Data for this task below:

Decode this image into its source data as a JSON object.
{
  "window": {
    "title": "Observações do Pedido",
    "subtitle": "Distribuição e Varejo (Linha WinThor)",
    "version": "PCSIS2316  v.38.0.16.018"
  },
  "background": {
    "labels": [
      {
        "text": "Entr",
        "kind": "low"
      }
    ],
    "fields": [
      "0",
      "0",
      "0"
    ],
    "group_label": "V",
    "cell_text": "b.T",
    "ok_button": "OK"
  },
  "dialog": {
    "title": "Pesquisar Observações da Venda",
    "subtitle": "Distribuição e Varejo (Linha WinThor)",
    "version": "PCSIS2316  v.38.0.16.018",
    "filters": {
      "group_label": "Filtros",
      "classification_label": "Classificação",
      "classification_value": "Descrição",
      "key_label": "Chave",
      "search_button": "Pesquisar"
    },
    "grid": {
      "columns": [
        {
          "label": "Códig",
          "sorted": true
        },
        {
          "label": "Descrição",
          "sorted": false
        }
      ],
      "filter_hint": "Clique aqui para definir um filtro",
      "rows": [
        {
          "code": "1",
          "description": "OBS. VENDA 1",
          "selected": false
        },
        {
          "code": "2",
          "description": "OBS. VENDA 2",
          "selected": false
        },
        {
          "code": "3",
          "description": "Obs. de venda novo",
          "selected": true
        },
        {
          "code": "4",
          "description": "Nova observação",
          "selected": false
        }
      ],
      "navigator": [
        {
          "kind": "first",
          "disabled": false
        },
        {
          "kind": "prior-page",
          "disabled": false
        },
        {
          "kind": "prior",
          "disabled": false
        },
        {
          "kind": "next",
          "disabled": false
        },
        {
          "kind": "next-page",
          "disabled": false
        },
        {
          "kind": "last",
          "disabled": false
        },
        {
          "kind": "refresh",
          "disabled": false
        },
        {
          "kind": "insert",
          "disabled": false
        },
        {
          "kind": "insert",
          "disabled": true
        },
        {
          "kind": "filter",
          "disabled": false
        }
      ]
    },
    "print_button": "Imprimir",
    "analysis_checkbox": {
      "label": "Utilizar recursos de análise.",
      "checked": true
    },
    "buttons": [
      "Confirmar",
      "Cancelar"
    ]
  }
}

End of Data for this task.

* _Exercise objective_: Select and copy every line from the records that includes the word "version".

* _Expected output_:
    "version": "PCSIS2316  v.38.0.16.018"
    "version": "PCSIS2316  v.38.0.16.018",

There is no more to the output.